> curl.exe. For libcurl you will need to set CURLOPT_CACERT [2] with
> the location. Over time those certificates change and may need to
> be updated. You could avoid all this by building curl to use
> WinSSL instead, and then it will use the built in certificates
> that are updated automatically by Microsoft.
> My last guess as to what's happening if those things don't fit is
> your server is not configured properly to send all the required
> intermediate certificates. That is an error I've seen a few times
> and often missed in testing. The reason is some clients will cache
> intermediate certificates received from a server and then use
> those certificates when they are missing from other servers.
> Firefox (NSS) and Windows (SChannel) do that. So someone will test
> in Firefox and think well their website works but actually Firefox
> (or NSS I guess) is being helpful and just filling in the blanks.
> And it may or may not work in some other Firefox depending on

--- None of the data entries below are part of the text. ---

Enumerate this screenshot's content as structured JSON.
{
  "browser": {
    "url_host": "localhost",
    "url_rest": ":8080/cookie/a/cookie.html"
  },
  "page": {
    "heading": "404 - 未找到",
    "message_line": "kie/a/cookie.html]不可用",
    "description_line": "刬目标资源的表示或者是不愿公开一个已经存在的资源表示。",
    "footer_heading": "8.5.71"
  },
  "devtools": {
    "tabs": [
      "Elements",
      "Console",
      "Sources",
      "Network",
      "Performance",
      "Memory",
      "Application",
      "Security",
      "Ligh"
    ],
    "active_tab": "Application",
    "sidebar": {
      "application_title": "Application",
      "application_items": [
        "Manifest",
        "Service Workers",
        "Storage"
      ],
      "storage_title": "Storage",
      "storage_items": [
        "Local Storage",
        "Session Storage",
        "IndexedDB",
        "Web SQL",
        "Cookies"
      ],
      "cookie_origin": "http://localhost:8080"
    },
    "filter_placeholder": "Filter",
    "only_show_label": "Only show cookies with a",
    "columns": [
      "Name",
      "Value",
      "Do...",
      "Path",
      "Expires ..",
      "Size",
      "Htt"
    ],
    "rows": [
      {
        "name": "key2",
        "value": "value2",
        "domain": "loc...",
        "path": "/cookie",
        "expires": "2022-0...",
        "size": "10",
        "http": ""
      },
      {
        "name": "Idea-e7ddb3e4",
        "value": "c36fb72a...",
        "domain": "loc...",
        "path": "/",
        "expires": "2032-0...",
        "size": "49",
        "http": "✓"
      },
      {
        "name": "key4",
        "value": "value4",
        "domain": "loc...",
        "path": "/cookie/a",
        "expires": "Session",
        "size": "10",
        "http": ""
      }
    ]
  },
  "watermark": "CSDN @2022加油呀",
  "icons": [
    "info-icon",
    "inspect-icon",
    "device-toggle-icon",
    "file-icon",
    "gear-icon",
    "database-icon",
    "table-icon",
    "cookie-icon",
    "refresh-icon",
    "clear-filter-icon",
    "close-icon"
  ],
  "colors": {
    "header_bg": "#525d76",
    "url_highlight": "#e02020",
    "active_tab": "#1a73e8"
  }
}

> whether the intermediate has been cached. As far as I know,
> OpenSSL will not cache intermediates received from a server and
> that is perfectly acceptable since it is your server's
> responsibility to include those intermediates. Check that your
> server is sending all the required intermediates.
> If you still need help please reply with more information,
> preferably your curl_version() and some way we can use to
> reproduce. (Keep in mind this is a public mailing list so please
> don't post anything sensitive.)
> [1]:
> <>
> [2]:
> <>
> I am *not* manually supplying the SSL certificates to libcurl
> (v7.56.0, using OpenSSL/1.0.2l), so this is likely the issue, but I
> was confused because on OSX the same code works fine -- that is, on
> OSX, the keychain/system-store is used, and it seems reasonable to
> assume that a default/system-store would be used on Windows as well. 
> I understand that libcurl built using Schannel/WinSSL will do this - I
> wonder why the same default bundle is not used for OpenSSL, or how I
> can discover what this path is so that I can manually tell libcurl to
> use it even if I prefer to use OpenSSL?  
> Since I write software that is cross-platform (OSX+Windows), I
> typically prefer to use the same libraries/source wherever possible,
> so that behavior can be expected to be as nearly identical as
> possible, and there are fewer total libraries to be concerned with. 
> Thus the decision to build libcurl using OpenSSL on both platforms.

OpenSSL has a CAPI engine that uses Windows native crypto but it doesn't
appear that feature was ever added [1] [2].


Received on 2017-11-06